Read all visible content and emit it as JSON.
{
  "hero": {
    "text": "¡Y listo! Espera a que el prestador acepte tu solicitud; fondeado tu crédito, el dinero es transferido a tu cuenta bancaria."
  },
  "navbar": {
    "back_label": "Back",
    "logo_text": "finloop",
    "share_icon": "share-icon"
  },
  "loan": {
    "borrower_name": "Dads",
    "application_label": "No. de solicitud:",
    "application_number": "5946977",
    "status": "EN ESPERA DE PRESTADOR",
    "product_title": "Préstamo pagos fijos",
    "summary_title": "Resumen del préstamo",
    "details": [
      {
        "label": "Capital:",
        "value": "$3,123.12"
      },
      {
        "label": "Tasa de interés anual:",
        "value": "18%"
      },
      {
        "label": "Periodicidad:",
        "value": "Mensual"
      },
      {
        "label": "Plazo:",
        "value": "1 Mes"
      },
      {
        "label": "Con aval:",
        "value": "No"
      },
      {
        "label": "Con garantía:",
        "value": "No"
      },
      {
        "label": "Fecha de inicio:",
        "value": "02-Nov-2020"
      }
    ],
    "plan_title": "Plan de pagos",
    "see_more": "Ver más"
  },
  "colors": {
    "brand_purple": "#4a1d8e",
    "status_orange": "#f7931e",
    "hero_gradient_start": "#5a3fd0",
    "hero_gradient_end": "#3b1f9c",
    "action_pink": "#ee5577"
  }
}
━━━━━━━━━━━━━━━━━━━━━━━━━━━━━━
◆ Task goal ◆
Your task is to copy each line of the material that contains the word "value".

◆ Expected answer ◆
        "value": "$3,123.12"
        "value": "18%"
        "value": "Mensual"
        "value": "1 Mes"
        "value": "No"
        "value": "No"
        "value": "02-Nov-2020"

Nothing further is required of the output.